He has one or two of these moments every game, where his teammates just don’t care about padding poor Martin’s assist numbers.
Still a problem: Elite players giving the ball away deep
Remember every week when we raise this issue, and discuss how eventually a behemoth will come along and lay it on us in Punisher mode? We talk about it every week. These miscues are, um, still happening.
Jumbled notes from Castilla / Copa
- Just days prior to Real Madrid’s Copa del Rey draw, Real Madrid Castilla held Fuenlabrada to a 0-0 results. One of the bright spots this season, particularly during this ‘lukewarm’ streak that they’re putting together, has been their defense. Manu Hernando has looked great. Ditto Javi Sanchez. Seoane has been really good too in front of them, and Luismi Quezada has shifted up to the left wing while making for a nice left-flank duo with Regulion.
- This streak has come at the expense of Dani Gomez and Campuzano both sitting on the bench while Cristo plays as the striker. Cristo’s decision-making has been por. He panics when faced with multiple options, and doesn’t look that comfortable. I think Solari could make this work with Gomez starting instead.
- I have no idea what the thought-process was behind the Castilla call-up decisions for the Copa game. Gabe and I talked about this on Wednesday night’s podcast: Tejero is not even Castilla’s best wing-back right now, and he’s certainly not a center-back. Oscar hasn’t had a great season, and he’s certainly not a left winger. Something was lost in translation here. (For further breakdown of that game, make sure to check out that podcast where we dissected all the problems.)

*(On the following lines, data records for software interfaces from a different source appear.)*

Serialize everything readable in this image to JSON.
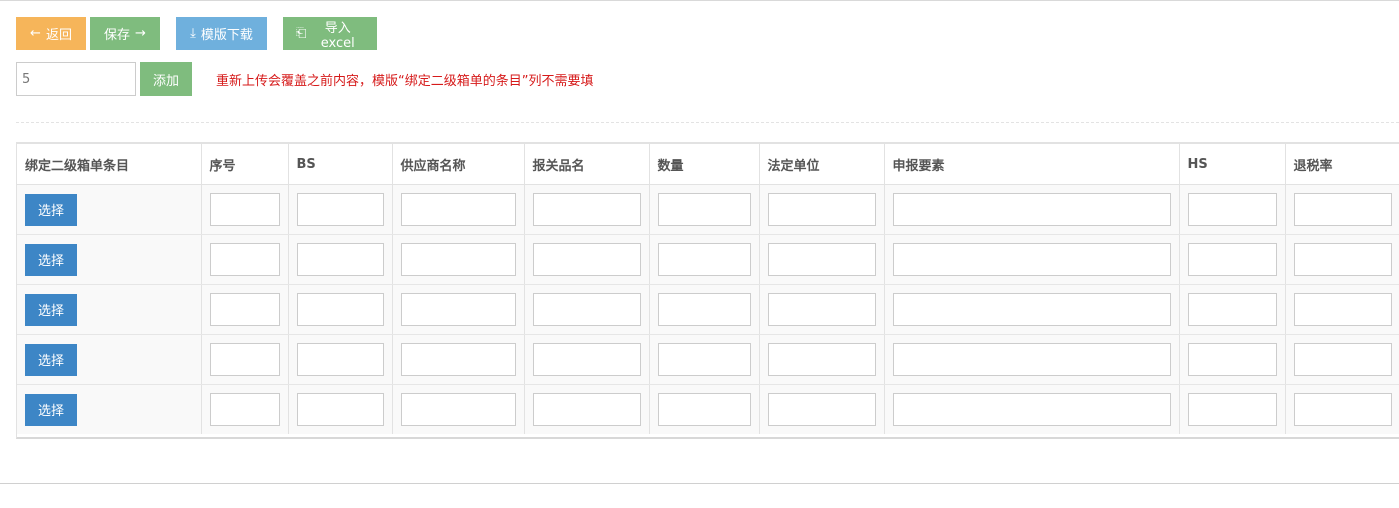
{
  "toolbar": {
    "back_label": "返回",
    "save_label": "保存",
    "download_label": "模版下载",
    "import_label": "导入excel"
  },
  "add_bar": {
    "quantity_value": "5",
    "add_label": "添加",
    "notice": "重新上传会覆盖之前内容，模版“绑定二级箱单的条目”列不需要填"
  },
  "table": {
    "columns": [
      "绑定二级箱单条目",
      "序号",
      "BS",
      "供应商名称",
      "报关品名",
      "数量",
      "法定单位",
      "申报要素",
      "HS",
      "退税率"
    ],
    "choose_label": "选择",
    "row_count": 5
  },
  "colors": {
    "back": "#f6b55a",
    "save": "#7fbc7e",
    "download": "#6fb0dd",
    "choose": "#3d86c6",
    "notice": "#d61a1a"
  }
}
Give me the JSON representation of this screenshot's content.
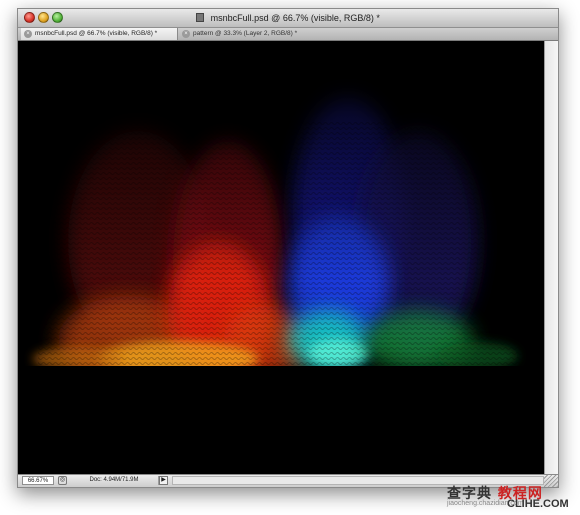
{
  "window": {
    "title": "msnbcFull.psd @ 66.7% (visible, RGB/8) *"
  },
  "tabs": [
    {
      "label": "msnbcFull.psd @ 66.7% (visible, RGB/8) *",
      "active": true
    },
    {
      "label": "pattern @ 33.3% (Layer 2, RGB/8) *",
      "active": false
    }
  ],
  "status": {
    "zoom": "66.67%",
    "doc_info": "Doc: 4.94M/71.9M"
  },
  "watermark": {
    "chinese_left": "查字典",
    "chinese_right": "教程网",
    "pinyin": "jiaocheng.chazidian.com",
    "site": "CLIHE.COM"
  },
  "colors": {
    "canvas_bg": "#000000",
    "window_chrome": "#d6d6d6"
  },
  "icons": {
    "close": "close-circle",
    "minimize": "minimize-circle",
    "maximize": "zoom-circle",
    "tab_close": "x-circle",
    "document": "psd-document",
    "status_toggle": "status-toggle",
    "status_menu": "right-triangle"
  }
}
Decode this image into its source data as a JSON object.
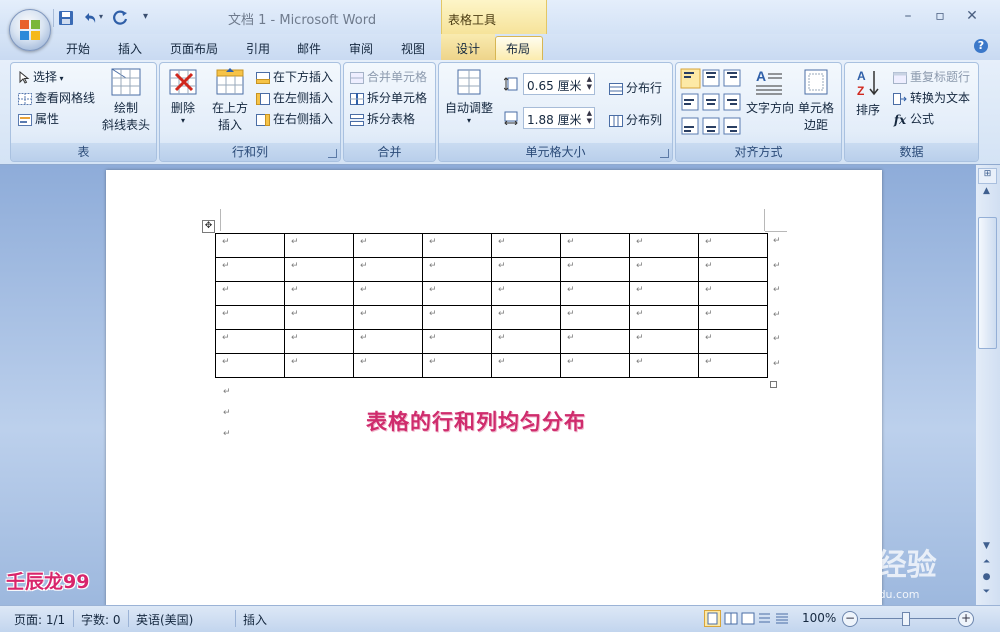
{
  "window": {
    "doc_title": "文档 1 - Microsoft Word",
    "contextual_group": "表格工具"
  },
  "tabs": [
    "开始",
    "插入",
    "页面布局",
    "引用",
    "邮件",
    "审阅",
    "视图",
    "设计",
    "布局"
  ],
  "active_tab": "布局",
  "ribbon": {
    "table": {
      "label": "表",
      "select": "选择",
      "view_gridlines": "查看网格线",
      "properties": "属性",
      "draw_diag_line1": "绘制",
      "draw_diag_line2": "斜线表头"
    },
    "rows_cols": {
      "label": "行和列",
      "delete": "删除",
      "insert_above_line1": "在上方",
      "insert_above_line2": "插入",
      "insert_below": "在下方插入",
      "insert_left": "在左侧插入",
      "insert_right": "在右侧插入"
    },
    "merge": {
      "label": "合并",
      "merge_cells": "合并单元格",
      "split_cells": "拆分单元格",
      "split_table": "拆分表格"
    },
    "cell_size": {
      "label": "单元格大小",
      "autofit": "自动调整",
      "height": "0.65 厘米",
      "width": "1.88 厘米",
      "distribute_rows": "分布行",
      "distribute_cols": "分布列"
    },
    "alignment": {
      "label": "对齐方式",
      "text_direction": "文字方向",
      "cell_margins_line1": "单元格",
      "cell_margins_line2": "边距"
    },
    "data": {
      "label": "数据",
      "sort": "排序",
      "repeat_header": "重复标题行",
      "convert_to_text": "转换为文本",
      "formula": "公式"
    }
  },
  "document": {
    "table_rows": 6,
    "table_cols": 8,
    "caption": "表格的行和列均匀分布"
  },
  "watermarks": {
    "author": "壬辰龙99",
    "site": "Baidu 经验",
    "url": "jingyan.baidu.com"
  },
  "status": {
    "page": "页面: 1/1",
    "words": "字数: 0",
    "language": "英语(美国)",
    "mode": "插入",
    "zoom": "100%"
  },
  "colors": {
    "ribbon_blue": "#d4e3f5",
    "contextual_yellow": "#f6e39a",
    "caption_pink": "#cf2c6d"
  }
}
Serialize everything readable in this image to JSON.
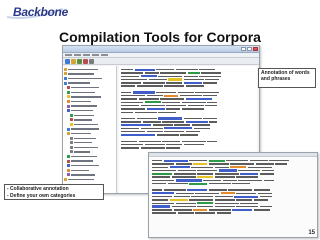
{
  "logo": {
    "text": "Backbone"
  },
  "title": "Compilation Tools for Corpora",
  "callout": {
    "text": "Annotation of words and phrases"
  },
  "bullets": [
    "- Collaborative annotation",
    "- Define your own categories"
  ],
  "page_number": "15",
  "colors": {
    "highlight_blue": "#3f5ec9",
    "highlight_green": "#2e9a47",
    "highlight_yellow": "#e6c224",
    "highlight_orange": "#e38a2d"
  }
}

- Under Cristobal Parralo; Fede Valverde has played in a role that makes more sense for him. Fede was, for stretches of this season in his limited time on the pitch, an isolated ghost who stationed himself close to the left flank. This version of Fede is more unchained -- he roams in different pockets on the pitch, is sometimes the deepest midfielder, and does a lot of dirty work. I’m interested to see how he develops. I’d like to see him get a bit more involved in the attack, as we know he’s a good box-to-box presence. Also, how have they not figured a way to play Lucas Perez and Andone together yet? Waste.
- Sam Sharpe is going to go into a coma soon:
Zidane: ''Hay que ir despacio con el Real Madrid Castilla, Solari lo está haciendo bien'' pic.twitter.com/caTsdcZMXU— TOPFÚTBOL (@Yonkifutbol) November 27, 2017